Top of Data to use

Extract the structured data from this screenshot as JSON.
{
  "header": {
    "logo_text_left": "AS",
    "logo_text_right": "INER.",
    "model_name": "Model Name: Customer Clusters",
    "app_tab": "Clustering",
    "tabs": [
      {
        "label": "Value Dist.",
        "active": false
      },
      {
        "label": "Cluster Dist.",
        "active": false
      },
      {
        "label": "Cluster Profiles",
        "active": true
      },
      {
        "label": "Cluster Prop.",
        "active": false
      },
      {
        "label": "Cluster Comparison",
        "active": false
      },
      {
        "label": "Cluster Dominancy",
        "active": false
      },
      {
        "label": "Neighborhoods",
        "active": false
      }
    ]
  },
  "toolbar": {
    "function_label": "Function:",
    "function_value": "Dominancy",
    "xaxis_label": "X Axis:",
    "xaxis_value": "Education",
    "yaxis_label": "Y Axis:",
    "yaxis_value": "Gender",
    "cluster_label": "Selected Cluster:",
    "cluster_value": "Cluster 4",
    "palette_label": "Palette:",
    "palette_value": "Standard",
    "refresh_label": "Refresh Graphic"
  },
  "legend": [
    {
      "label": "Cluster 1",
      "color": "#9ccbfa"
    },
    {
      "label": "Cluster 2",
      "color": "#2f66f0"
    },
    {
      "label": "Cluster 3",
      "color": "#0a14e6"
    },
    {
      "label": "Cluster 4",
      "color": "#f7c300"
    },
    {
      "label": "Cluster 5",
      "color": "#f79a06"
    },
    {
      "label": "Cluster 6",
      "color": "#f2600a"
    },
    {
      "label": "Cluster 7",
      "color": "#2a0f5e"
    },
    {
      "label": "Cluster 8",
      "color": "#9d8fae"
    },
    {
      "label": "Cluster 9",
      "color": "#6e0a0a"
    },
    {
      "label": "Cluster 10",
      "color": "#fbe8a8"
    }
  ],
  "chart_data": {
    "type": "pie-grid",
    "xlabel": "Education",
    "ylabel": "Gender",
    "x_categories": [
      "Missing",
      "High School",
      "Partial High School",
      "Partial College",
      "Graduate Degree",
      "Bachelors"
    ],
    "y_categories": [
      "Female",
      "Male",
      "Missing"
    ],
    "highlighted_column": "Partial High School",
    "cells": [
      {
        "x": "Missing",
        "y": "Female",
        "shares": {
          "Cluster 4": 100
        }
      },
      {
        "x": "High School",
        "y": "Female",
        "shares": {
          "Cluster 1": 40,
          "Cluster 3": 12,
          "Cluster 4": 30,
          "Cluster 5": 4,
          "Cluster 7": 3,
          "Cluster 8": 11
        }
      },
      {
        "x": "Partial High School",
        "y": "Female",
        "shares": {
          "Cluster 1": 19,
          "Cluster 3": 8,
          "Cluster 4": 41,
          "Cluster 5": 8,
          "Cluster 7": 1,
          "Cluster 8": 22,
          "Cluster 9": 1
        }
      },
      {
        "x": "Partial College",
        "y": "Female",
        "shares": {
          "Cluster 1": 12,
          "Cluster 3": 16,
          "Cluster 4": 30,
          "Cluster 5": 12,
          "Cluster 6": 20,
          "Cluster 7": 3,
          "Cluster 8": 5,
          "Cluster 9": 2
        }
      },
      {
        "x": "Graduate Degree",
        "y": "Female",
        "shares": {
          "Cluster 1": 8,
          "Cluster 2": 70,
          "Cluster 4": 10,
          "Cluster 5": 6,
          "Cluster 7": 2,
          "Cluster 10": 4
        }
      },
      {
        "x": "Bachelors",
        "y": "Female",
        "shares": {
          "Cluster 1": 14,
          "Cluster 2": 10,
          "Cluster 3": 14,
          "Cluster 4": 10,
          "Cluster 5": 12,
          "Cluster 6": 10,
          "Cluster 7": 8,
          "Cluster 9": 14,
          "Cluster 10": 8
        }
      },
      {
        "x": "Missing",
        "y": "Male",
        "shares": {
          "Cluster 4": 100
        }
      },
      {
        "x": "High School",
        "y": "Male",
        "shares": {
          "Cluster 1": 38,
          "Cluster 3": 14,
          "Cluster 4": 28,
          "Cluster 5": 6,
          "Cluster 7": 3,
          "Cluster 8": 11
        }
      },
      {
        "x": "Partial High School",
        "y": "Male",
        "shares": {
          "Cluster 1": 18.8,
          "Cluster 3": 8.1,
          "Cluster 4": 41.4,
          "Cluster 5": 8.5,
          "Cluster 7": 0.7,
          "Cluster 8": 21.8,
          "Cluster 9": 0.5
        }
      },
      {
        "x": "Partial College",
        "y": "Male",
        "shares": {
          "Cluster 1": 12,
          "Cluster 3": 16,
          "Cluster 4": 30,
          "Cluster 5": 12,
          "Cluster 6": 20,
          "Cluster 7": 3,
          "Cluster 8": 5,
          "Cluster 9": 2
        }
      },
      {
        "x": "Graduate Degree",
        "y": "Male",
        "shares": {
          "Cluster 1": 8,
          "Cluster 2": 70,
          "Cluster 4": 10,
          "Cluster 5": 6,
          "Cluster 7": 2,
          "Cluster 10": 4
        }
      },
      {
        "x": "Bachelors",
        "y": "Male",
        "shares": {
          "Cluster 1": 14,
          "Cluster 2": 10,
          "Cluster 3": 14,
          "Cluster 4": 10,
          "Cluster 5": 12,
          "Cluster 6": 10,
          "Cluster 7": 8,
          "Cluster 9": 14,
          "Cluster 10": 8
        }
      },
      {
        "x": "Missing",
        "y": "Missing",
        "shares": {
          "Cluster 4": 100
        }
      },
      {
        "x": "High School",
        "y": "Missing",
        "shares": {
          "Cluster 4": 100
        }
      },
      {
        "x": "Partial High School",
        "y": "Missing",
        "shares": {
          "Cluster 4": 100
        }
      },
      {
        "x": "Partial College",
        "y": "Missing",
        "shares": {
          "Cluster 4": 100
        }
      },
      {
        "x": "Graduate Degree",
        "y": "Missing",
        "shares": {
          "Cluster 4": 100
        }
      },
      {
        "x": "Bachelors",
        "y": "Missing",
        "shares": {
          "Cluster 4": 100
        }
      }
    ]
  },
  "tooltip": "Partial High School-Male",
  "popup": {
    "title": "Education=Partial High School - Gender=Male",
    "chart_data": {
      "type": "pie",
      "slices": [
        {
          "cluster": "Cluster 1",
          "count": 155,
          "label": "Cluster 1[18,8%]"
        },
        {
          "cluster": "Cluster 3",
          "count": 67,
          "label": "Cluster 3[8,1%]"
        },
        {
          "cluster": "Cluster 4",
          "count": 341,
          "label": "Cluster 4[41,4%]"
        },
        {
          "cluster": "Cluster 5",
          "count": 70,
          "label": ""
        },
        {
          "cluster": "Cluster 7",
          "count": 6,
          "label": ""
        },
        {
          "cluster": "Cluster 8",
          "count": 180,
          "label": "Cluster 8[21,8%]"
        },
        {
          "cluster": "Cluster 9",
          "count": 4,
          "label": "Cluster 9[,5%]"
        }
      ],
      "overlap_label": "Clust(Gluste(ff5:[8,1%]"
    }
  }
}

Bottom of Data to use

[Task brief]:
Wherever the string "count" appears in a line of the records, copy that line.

[Solution]:
          "count": 155,
          "count": 67,
          "count": 341,
          "count": 70,
          "count": 6,
          "count": 180,
          "count": 4,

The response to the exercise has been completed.